In vitro models of environmental survival of a virulent strain of F. tularensis ssp. holarctica demonstrated that this bacterium was able to enter a dormant state called the viable but non-cultivable (VBNC) state. In this state, the bacteria were no longer able to grows in a suitable rich environment, but remained alive. This state allowed the bacteria to persist for more than 18 months in the water, evading conventional detection tools based on bacterial culture. Water temperature appears to be a critical factor for the survival of F. tularensis, as the VBNC state was only induced in cool water (4 and 18°C), whereas warmer water (37°C) was lethal to the bacteria within a few days. Although the VBNC state is a means of resisting environmental stresses, bacteria in the VBNC state remained temperature sensitive, which may explain the geographic distribution of tularemia and bacterial persistence limited to Northern Hemisphere countries.

A proteomic characterization of F. tularensis in the VBNC state was initiated to finish this thesis work. Remodeling of the bacterial envelope and regulation of virulence factors seems to take place in this dormant state. A reduction of proteins synthesizing peptidoglycan, type IV pili, type VI secretion system and O-antigen was observed.

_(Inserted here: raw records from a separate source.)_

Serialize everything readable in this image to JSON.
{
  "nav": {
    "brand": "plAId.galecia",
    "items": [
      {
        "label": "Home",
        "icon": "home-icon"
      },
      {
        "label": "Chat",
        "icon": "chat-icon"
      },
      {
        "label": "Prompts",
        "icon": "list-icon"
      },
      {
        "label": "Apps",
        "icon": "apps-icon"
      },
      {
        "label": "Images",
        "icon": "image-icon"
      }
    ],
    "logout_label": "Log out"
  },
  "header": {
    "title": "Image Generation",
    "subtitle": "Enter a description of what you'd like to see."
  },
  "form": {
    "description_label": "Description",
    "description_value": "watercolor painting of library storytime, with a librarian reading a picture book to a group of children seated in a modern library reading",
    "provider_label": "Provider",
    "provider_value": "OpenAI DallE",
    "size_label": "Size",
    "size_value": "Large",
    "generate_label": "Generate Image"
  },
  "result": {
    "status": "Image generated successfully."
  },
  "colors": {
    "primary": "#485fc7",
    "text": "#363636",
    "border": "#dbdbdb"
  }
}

The complementary results of this work allowed us to propose an update of the aquatic life cycle of F. tularensis ssp. holarctica. This thesis work demonstrates that F. tularensis ssp. holarctica is capable of surviving several months in an aquatic environment in the VBNC state raising new questions about the resistance and virulence of these bacteria in the VBNC state in the environment that will need to be investigated in the future.